“I would like to be able to talk and walk, but I can’t,” she said, through her ECO. “I have to make the best of it. I can accept myself for who I am. I think I could have been a lot worse off than I am right now.”

Ms. Ghizzone shared with the students her experiences growing up with cerebral palsy, and her fight to be treated with fairness and respect. She spoke of setting and achieving her three life goals, including going to college, getting a job, and becoming an author, the latter of which she accomplished just this year.

She encouraged the students to try to empathize with those with disabilities, to reserve judgment, to get to know people with special needs, and above all to Be On Point keynote speaker Denise Ghizzonetreat everyone with kindness and respect.

“When you approach someone in a wheelchair, stand in front of us and please don’t touch our equipment,” she said. “Be kind and talk to us. Don’t judge a person by what you see in front of you. You are missing a lot if you do that.”

“I’m so grateful to Denise Ghizzone for once again sharing her powerful message with our students,” said Principal Karcich. “She reminds us to never underestimate the power of positivity or the impact you can have on others. I also thank her for inspiring the establishment of the PPBHS-Schroth School Initiative.”

Now in its fourth year, the PPBHS-Schroth School Initiative includes a series of outreaches and exchanges between the two schools and the Schroth School’s sister school, the Lehmann School. Among the outreaches are shared gym classes at the Point Pleasant Borough High School, visits by PPBHS performing arts groups to Schroth and Lehmann and the high school’s annual hosting of the Lehmann School’s Sports Day, for which Borough students provide assistance and support to Lehmann’s students.

“It’s thanks to this reciprocal relationship that Point Pleasant Borough High School was recently named the recipient of the LADACIN Network’s Young Leaders Award,” Mr. Karcich said.

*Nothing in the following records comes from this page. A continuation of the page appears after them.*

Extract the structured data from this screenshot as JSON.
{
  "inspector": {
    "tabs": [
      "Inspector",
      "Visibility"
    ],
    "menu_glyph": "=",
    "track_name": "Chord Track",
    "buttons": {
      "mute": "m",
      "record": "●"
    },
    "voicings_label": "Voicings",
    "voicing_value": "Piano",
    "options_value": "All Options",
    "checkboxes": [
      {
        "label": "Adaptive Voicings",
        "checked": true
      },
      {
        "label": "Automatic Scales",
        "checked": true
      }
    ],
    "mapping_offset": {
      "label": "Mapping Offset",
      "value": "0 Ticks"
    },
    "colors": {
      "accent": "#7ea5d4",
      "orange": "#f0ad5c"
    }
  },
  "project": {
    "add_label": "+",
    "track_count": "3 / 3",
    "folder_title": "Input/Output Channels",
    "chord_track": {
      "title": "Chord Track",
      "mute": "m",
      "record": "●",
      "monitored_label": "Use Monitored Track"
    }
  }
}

Patricia Golden-Gartner, LADACIN’s Community Outreach Liaison, was on hand to explain why the high school was chosen for the award, she said, “All of us at the LADACIN Network believe that the students of this district came into the world ready to teach the real meaning of life. That has been their purpose from the very beginning.

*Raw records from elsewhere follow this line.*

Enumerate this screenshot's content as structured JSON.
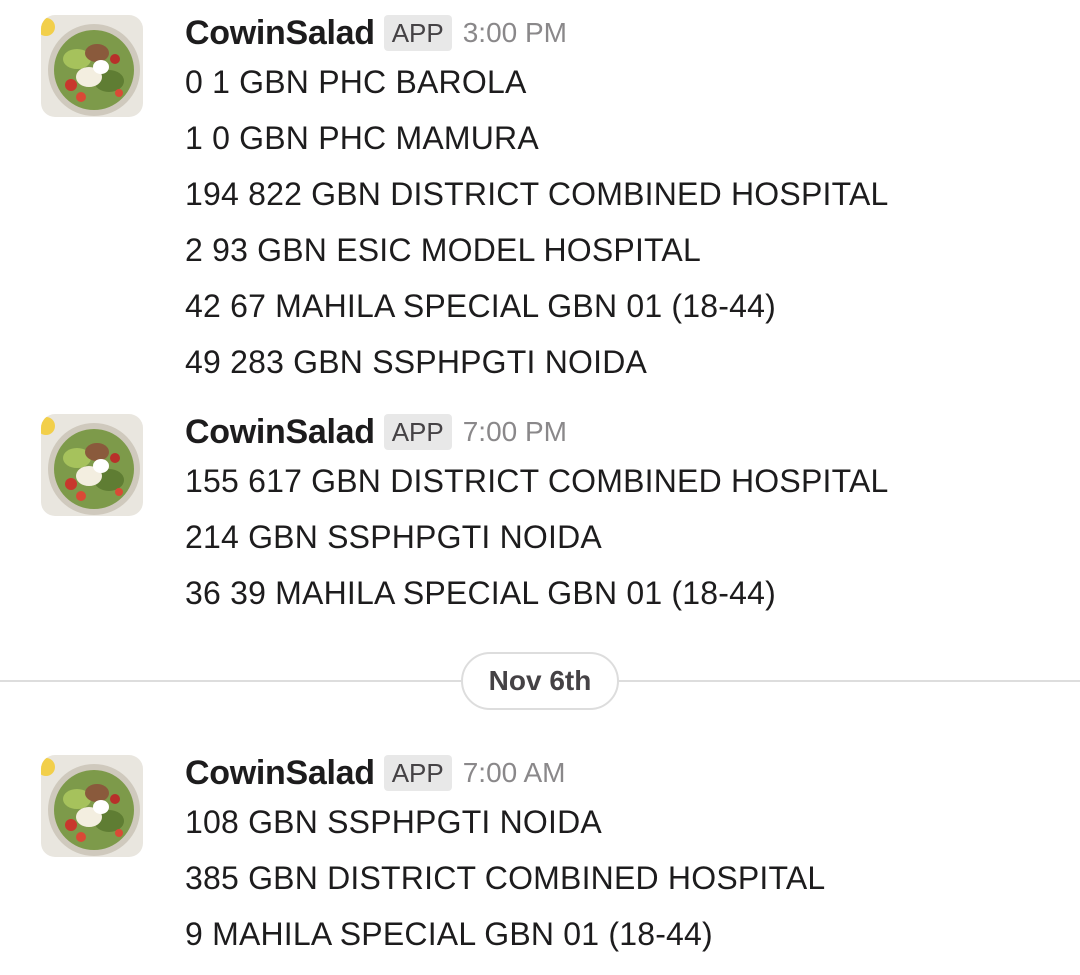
{
  "messages": [
    {
      "sender": "CowinSalad",
      "badge": "APP",
      "time": "3:00 PM",
      "lines": [
        "0 1 GBN PHC BAROLA",
        "1 0 GBN PHC MAMURA",
        "194 822 GBN DISTRICT COMBINED HOSPITAL",
        "2 93 GBN ESIC MODEL HOSPITAL",
        "42 67 MAHILA SPECIAL GBN 01 (18-44)",
        "49 283 GBN SSPHPGTI NOIDA"
      ]
    },
    {
      "sender": "CowinSalad",
      "badge": "APP",
      "time": "7:00 PM",
      "lines": [
        "155 617 GBN DISTRICT COMBINED HOSPITAL",
        "214 GBN SSPHPGTI NOIDA",
        "36 39 MAHILA SPECIAL GBN 01 (18-44)"
      ]
    },
    {
      "sender": "CowinSalad",
      "badge": "APP",
      "time": "7:00 AM",
      "lines": [
        "108 GBN SSPHPGTI NOIDA",
        "385 GBN DISTRICT COMBINED HOSPITAL",
        "9 MAHILA SPECIAL GBN 01 (18-44)"
      ]
    }
  ],
  "day_divider": {
    "label": "Nov 6th"
  },
  "avatar": {
    "icon": "salad-bowl-icon"
  }
}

“My colleagues will forever be inspired by the model of kindness, support and compassion that has been so clearly demonstrated by your curriculum here,” she said. All Point Borough students are always on point. You have learned in your short visits to our school how to turn our children’s disabilities into their incred-abilities. This why we are so proud to announce that the students of Point Pleasant Borough High School have been named the LADACIN Network’s humanitarians of the year, recipient of our Young Leaders Award. It’s a huge award, which you so greatly deserve.”

Superintendent of Schools Vincent S. Smith also weighed in on the Be On Point kickoff and presentation, saying, “I always look forward to the Be On Point kickoff as well as to the annual launches of all our schools’ character education programs.

“Our schools’ character education teams do a tremendous job of designing fun and engaging events to introduce the programs’ tenets for incoming students while providing a refresher to our returning students,” he said. “The events represent a time for renewed school spirit and positivity while providing a platform to honor our students and staff for various accomplishments.

“I also commend our staff for securing guest speakers who successfully engage our students with messages that are as important as they are compelling, like Denise Ghizzone,” he said. “By sharing her unique perspective into what it’s like to live with a disability, Ms. Ghizzone spreads a message of acceptance and inclusion, emblematic of the BE ON POINT initiative.”